You're writing a memoir of your life. You're describing how you first met your wife. You write:
She was initially hesitant to give me her phone number, but I was persistent.
"Initially" means "at first". It's a formal word, so you use it in essays, formal speeches, and so on. "Initially" is used in phrases like these:
They initially refused to talk to the police.
It was a lot harder than I initially thought.
We initially considered staying in Denver, but neither of us was able to find a job there.
You can see that "initially" is used in front of a verb, which means that "initially" is an adverb.
Being "hesitant to" do something means that you wait because you're not sure whether you want to do it or not. It's similar to being nervous, but "hesitant" also includes the idea of waiting before you decide.
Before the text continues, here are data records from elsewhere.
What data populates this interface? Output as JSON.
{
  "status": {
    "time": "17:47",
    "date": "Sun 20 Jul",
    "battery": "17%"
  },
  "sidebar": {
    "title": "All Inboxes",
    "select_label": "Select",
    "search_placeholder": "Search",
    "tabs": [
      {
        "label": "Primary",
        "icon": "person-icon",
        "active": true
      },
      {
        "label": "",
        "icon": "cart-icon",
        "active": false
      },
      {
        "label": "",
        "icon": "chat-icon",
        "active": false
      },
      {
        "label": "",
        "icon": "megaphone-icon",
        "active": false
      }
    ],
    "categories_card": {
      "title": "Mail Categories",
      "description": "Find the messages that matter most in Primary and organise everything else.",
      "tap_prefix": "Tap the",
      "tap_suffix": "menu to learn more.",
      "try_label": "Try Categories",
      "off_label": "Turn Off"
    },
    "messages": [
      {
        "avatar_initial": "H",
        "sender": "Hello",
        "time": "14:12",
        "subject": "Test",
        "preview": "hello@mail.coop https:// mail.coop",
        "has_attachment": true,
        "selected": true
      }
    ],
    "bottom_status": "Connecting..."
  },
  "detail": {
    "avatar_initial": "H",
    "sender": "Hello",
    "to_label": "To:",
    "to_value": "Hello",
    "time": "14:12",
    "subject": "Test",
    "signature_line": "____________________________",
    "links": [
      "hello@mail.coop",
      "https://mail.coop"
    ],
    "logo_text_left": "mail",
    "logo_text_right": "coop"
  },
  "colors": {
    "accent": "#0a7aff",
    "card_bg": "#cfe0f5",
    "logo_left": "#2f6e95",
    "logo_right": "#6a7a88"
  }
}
Here are a few other examples of being hesitant to do something:
I think it'll probably be OK. I'd be hesitant to say that for sure, though.
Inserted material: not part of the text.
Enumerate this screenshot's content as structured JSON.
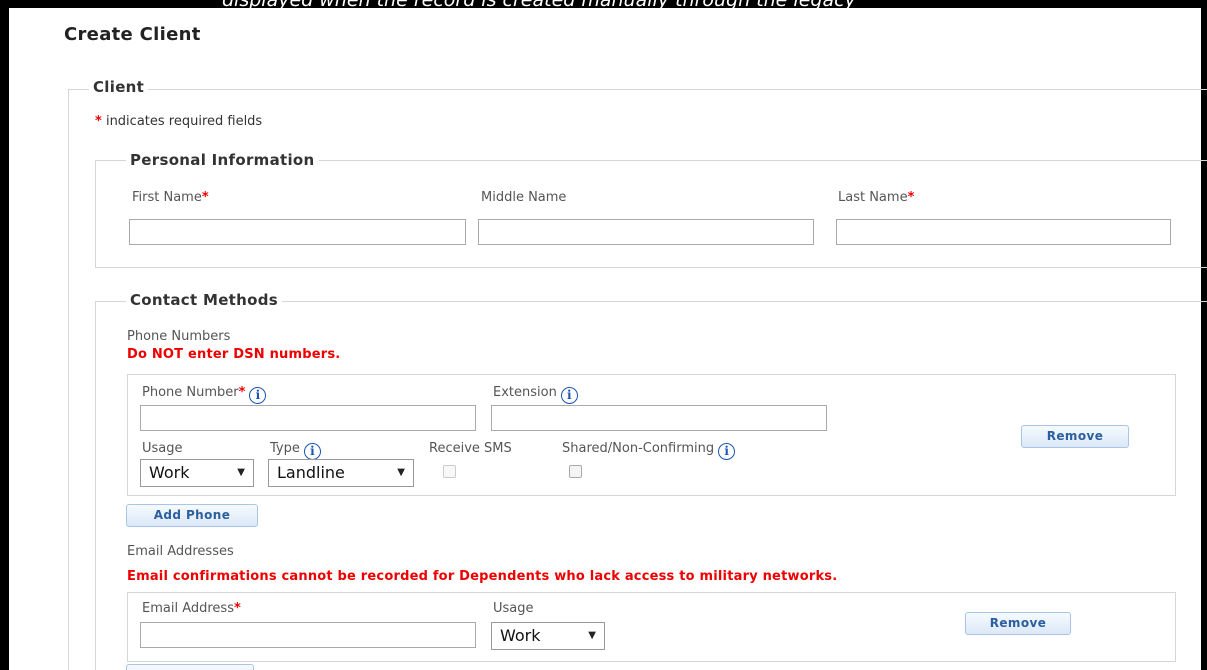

Parents are usually a little hesitant to leave their kids at home alone at that age.
Being "persistent" means that you continue to try something again and again, even after you've failed a few times. In the example above, the speaker probably asked his future wife for her phone number several times before she gave it to him.
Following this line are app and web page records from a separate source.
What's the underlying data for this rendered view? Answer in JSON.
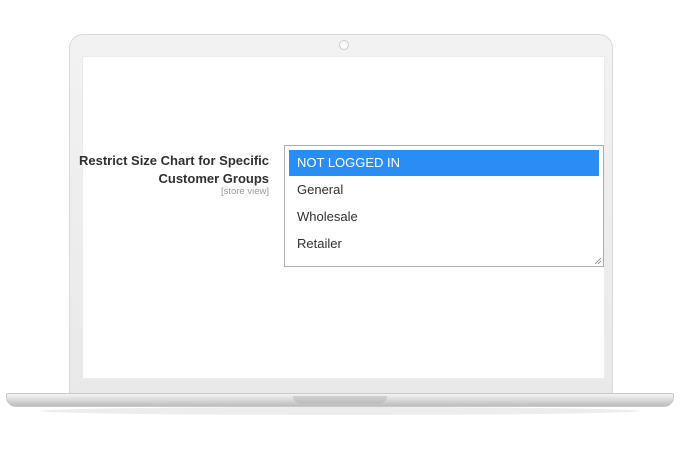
{
  "field": {
    "label_line1": "Restrict Size Chart for Specific",
    "label_line2": "Customer Groups",
    "scope": "[store view]"
  },
  "customer_groups": {
    "options": [
      {
        "label": "NOT LOGGED IN",
        "selected": true
      },
      {
        "label": "General",
        "selected": false
      },
      {
        "label": "Wholesale",
        "selected": false
      },
      {
        "label": "Retailer",
        "selected": false
      }
    ],
    "selected_color": "#2a8cf5"
  }
}
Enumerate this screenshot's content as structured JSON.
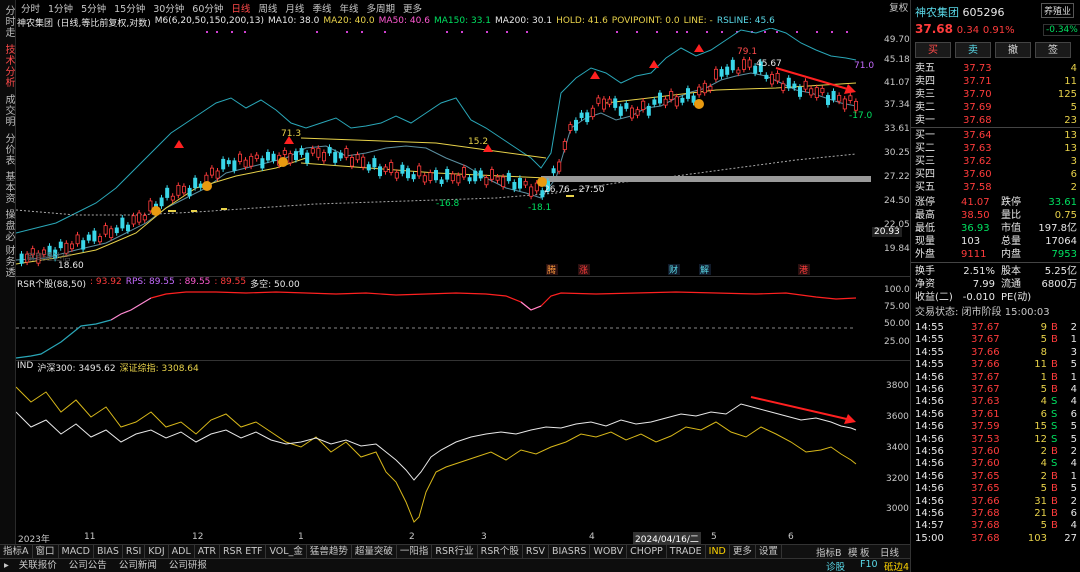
{
  "side_tabs": [
    "分时走势",
    "技术分析",
    "成交明细",
    "分价表",
    "基本资料",
    "操盘必读",
    "财务透视"
  ],
  "period_bar": [
    "分时",
    "1分钟",
    "5分钟",
    "15分钟",
    "30分钟",
    "60分钟",
    "日线",
    "周线",
    "月线",
    "季线",
    "年线",
    "多周期",
    "更多"
  ],
  "period_active": "日线",
  "tools": [
    "复权",
    "叠加",
    "多股",
    "统计",
    "画线",
    "标记",
    "◀",
    "▶"
  ],
  "legend_main": {
    "name": "神农集团",
    "mode": "(日线,等比前复权,对数)",
    "ma_title": "M6(6,20,50,150,200,13)",
    "ma10": "MA10: 38.0",
    "ma20": "MA20: 40.0",
    "ma50": "MA50: 40.6",
    "ma150": "MA150: 33.1",
    "ma200": "MA200: 30.1",
    "hold": "HOLD: 41.6",
    "pivot": "POVIPOINT: 0.0",
    "line": "LINE: -",
    "rsline": "RSLINE: 45.6"
  },
  "price_axis": [
    "49.70",
    "45.18",
    "41.07",
    "37.34",
    "33.61",
    "30.25",
    "27.22",
    "24.50",
    "22.05",
    "19.84"
  ],
  "price_axis_current": "20.93",
  "annotations": {
    "a713": "71.3",
    "a152": "15.2",
    "a791": "79.1",
    "a4567": "45.67",
    "a710": "71.0",
    "a170": "-17.0",
    "a168": "-16.8",
    "a181": "-18.1",
    "a2676": "26.76 - 27.50",
    "a1860": "18.60",
    "watermark": "用到通达信"
  },
  "event_tags": [
    "腾",
    "涨",
    "财",
    "解",
    "港"
  ],
  "legend_rsr": {
    "title": "RSR个股(88,50)",
    "v1": ": 93.92",
    "rps": "RPS: 89.55",
    "v2": ": 89.55",
    "v3": ": 89.55",
    "dk": "多空: 50.00"
  },
  "rsr_axis": [
    "100.0",
    "75.00",
    "50.00",
    "25.00"
  ],
  "legend_ind": {
    "title": "IND",
    "hs300": "沪深300: 3495.62",
    "szzs": "深证综指: 3308.64"
  },
  "ind_axis": [
    "3800",
    "3600",
    "3400",
    "3200",
    "3000"
  ],
  "x_axis": [
    "2023年",
    "11",
    "12",
    "1",
    "2",
    "3",
    "4",
    "2024/04/16/二",
    "5",
    "6"
  ],
  "bottom_tabs": [
    "指标A",
    "窗口",
    "MACD",
    "BIAS",
    "RSI",
    "KDJ",
    "ADL",
    "ATR",
    "RSR ETF",
    "VOL_金",
    "猛兽趋势",
    "超量突破",
    "一阳指",
    "RSR行业",
    "RSR个股",
    "RSV",
    "BIASRS",
    "WOBV",
    "CHOPP",
    "TRADE",
    "IND",
    "更多",
    "设置"
  ],
  "bottom_active": "IND",
  "bottom_right": [
    "指标B",
    "模",
    "板",
    "日线"
  ],
  "status_bar": [
    "关联报价",
    "公司公告",
    "公司新闻",
    "公司研报"
  ],
  "status_right": [
    "诊股",
    "F10",
    "砥边4"
  ],
  "quote": {
    "name": "神农集团",
    "code": "605296",
    "tag": "养殖业",
    "price": "37.68",
    "change": "0.34",
    "pct": "0.91%",
    "pct_tag": "-0.34%",
    "buttons": [
      "买",
      "卖",
      "撤",
      "签"
    ],
    "asks": [
      {
        "label": "卖五",
        "price": "37.73",
        "vol": "4"
      },
      {
        "label": "卖四",
        "price": "37.71",
        "vol": "11"
      },
      {
        "label": "卖三",
        "price": "37.70",
        "vol": "125"
      },
      {
        "label": "卖二",
        "price": "37.69",
        "vol": "5"
      },
      {
        "label": "卖一",
        "price": "37.68",
        "vol": "23"
      }
    ],
    "bids": [
      {
        "label": "买一",
        "price": "37.64",
        "vol": "13"
      },
      {
        "label": "买二",
        "price": "37.63",
        "vol": "13"
      },
      {
        "label": "买三",
        "price": "37.62",
        "vol": "3"
      },
      {
        "label": "买四",
        "price": "37.60",
        "vol": "6"
      },
      {
        "label": "买五",
        "price": "37.58",
        "vol": "2"
      }
    ],
    "stats": [
      {
        "l1": "涨停",
        "v1": "41.07",
        "c1": "red",
        "l2": "跌停",
        "v2": "33.61",
        "c2": "green"
      },
      {
        "l1": "最高",
        "v1": "38.50",
        "c1": "red",
        "l2": "量比",
        "v2": "0.75",
        "c2": "yellow"
      },
      {
        "l1": "最低",
        "v1": "36.93",
        "c1": "green",
        "l2": "市值",
        "v2": "197.8亿",
        "c2": "white"
      },
      {
        "l1": "现量",
        "v1": "103",
        "c1": "white",
        "l2": "总量",
        "v2": "17064",
        "c2": "white"
      },
      {
        "l1": "外盘",
        "v1": "9111",
        "c1": "red",
        "l2": "内盘",
        "v2": "7953",
        "c2": "green"
      }
    ],
    "stats2": [
      {
        "l1": "换手",
        "v1": "2.51%",
        "l2": "股本",
        "v2": "5.25亿"
      },
      {
        "l1": "净资",
        "v1": "7.99",
        "l2": "流通",
        "v2": "6800万"
      },
      {
        "l1": "收益(二)",
        "v1": "-0.010",
        "l2": "PE(动)",
        "v2": ""
      }
    ],
    "trade_status": "交易状态: 闭市阶段 15:00:03",
    "ticks": [
      {
        "t": "14:55",
        "p": "37.67",
        "v": "9",
        "d": "B",
        "n": "2"
      },
      {
        "t": "14:55",
        "p": "37.67",
        "v": "5",
        "d": "B",
        "n": "1"
      },
      {
        "t": "14:55",
        "p": "37.66",
        "v": "8",
        "d": "",
        "n": "3"
      },
      {
        "t": "14:55",
        "p": "37.66",
        "v": "11",
        "d": "B",
        "n": "5"
      },
      {
        "t": "14:56",
        "p": "37.67",
        "v": "1",
        "d": "B",
        "n": "1"
      },
      {
        "t": "14:56",
        "p": "37.67",
        "v": "5",
        "d": "B",
        "n": "4"
      },
      {
        "t": "14:56",
        "p": "37.63",
        "v": "4",
        "d": "S",
        "n": "4"
      },
      {
        "t": "14:56",
        "p": "37.61",
        "v": "6",
        "d": "S",
        "n": "6"
      },
      {
        "t": "14:56",
        "p": "37.59",
        "v": "15",
        "d": "S",
        "n": "5"
      },
      {
        "t": "14:56",
        "p": "37.53",
        "v": "12",
        "d": "S",
        "n": "5"
      },
      {
        "t": "14:56",
        "p": "37.60",
        "v": "2",
        "d": "B",
        "n": "2"
      },
      {
        "t": "14:56",
        "p": "37.60",
        "v": "4",
        "d": "S",
        "n": "4"
      },
      {
        "t": "14:56",
        "p": "37.65",
        "v": "2",
        "d": "B",
        "n": "1"
      },
      {
        "t": "14:56",
        "p": "37.65",
        "v": "5",
        "d": "B",
        "n": "5"
      },
      {
        "t": "14:56",
        "p": "37.66",
        "v": "31",
        "d": "B",
        "n": "2"
      },
      {
        "t": "14:56",
        "p": "37.68",
        "v": "21",
        "d": "B",
        "n": "6"
      },
      {
        "t": "14:57",
        "p": "37.68",
        "v": "5",
        "d": "B",
        "n": "4"
      },
      {
        "t": "15:00",
        "p": "37.68",
        "v": "103",
        "d": "",
        "n": "27"
      }
    ]
  }
}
In English, "being persistent" has a positive image. People who are persistent are thought of as hard workers and are often successful in life.
(Print this lesson)